It is a thought that echoes those of Steve Melia.
Back at the Centre for Transport and Society in Bristol, both he and Graham Parkhurst are also keen to stress that government – as well as city authorities – must also help drive change.
Nudge theory tactics such as tax breaks on buying bikes and altering planning policy to reward developments discouraging private cars would help, they say. So too would the “gamification” of walking – schemes where city residents can win rewards for using their legs instead of wheels.
“A relatively small amount of money going into something like that would make it back in a reduced health service bill because you have a fitter, more active population,” says Parkhurst.
The reduced air pollution, he adds, would help the NHS too.
One in 19 deaths of people living in urban areas is caused by pollution according to a new study by the Centre for Cities. Strip away the main polluter – cars – and that number goes down. Put simply, people live longer.
The challenge, of course, may be how to do all this while ensuring such places remain accessible to those with mobility difficulties.
Blue badge access, priority for mobility scooters, better (electric) bus services and the development of those automated pods would all help ease potential issues, experts say.

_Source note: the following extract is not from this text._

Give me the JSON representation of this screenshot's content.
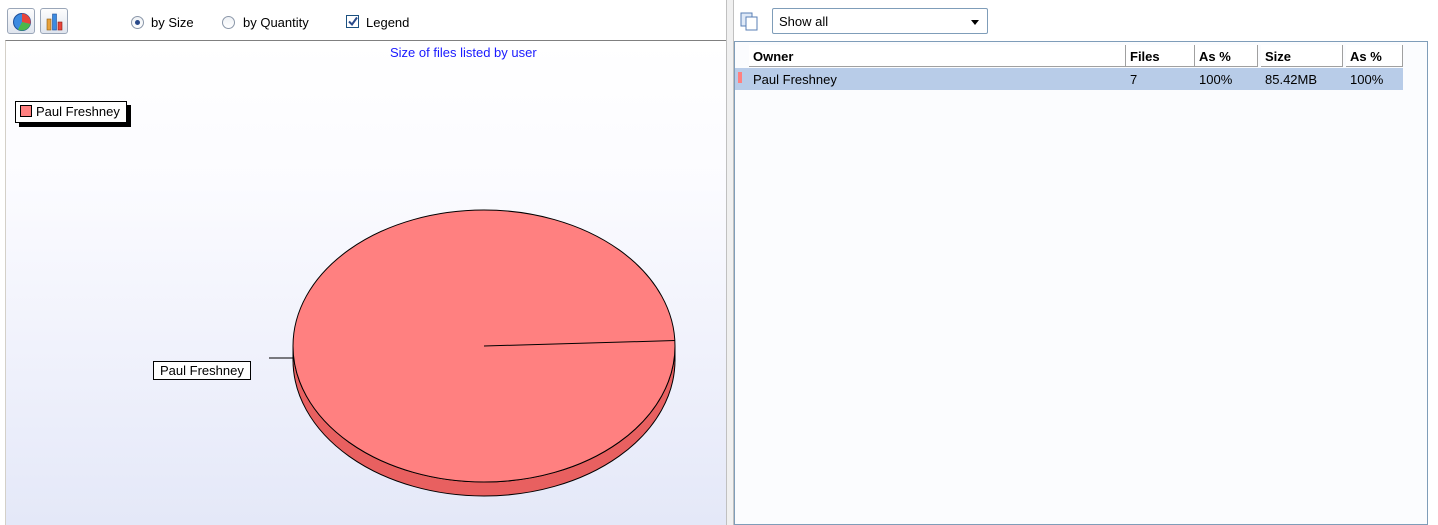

“I think the argument that a city with fewer cars is somehow less inclusive is a misnomer,” says Melia again. “It would be the opposite.”
Streets, he says, would become more spacious and wheelchair-friendly; public transport would be more reliable and efficient without so much traffic; and those granted blue badge permissions would have a clearer run of roads.
As the conversation draws to a close, talk turns to how York might look in a decade. Could he imagine a scene like that described at the beginning of this article?
“It has to go that way,” he says. “It needs political will but we can’t just keep building roads and pumping out more emissions. Our cities need to change. The future has to be different.”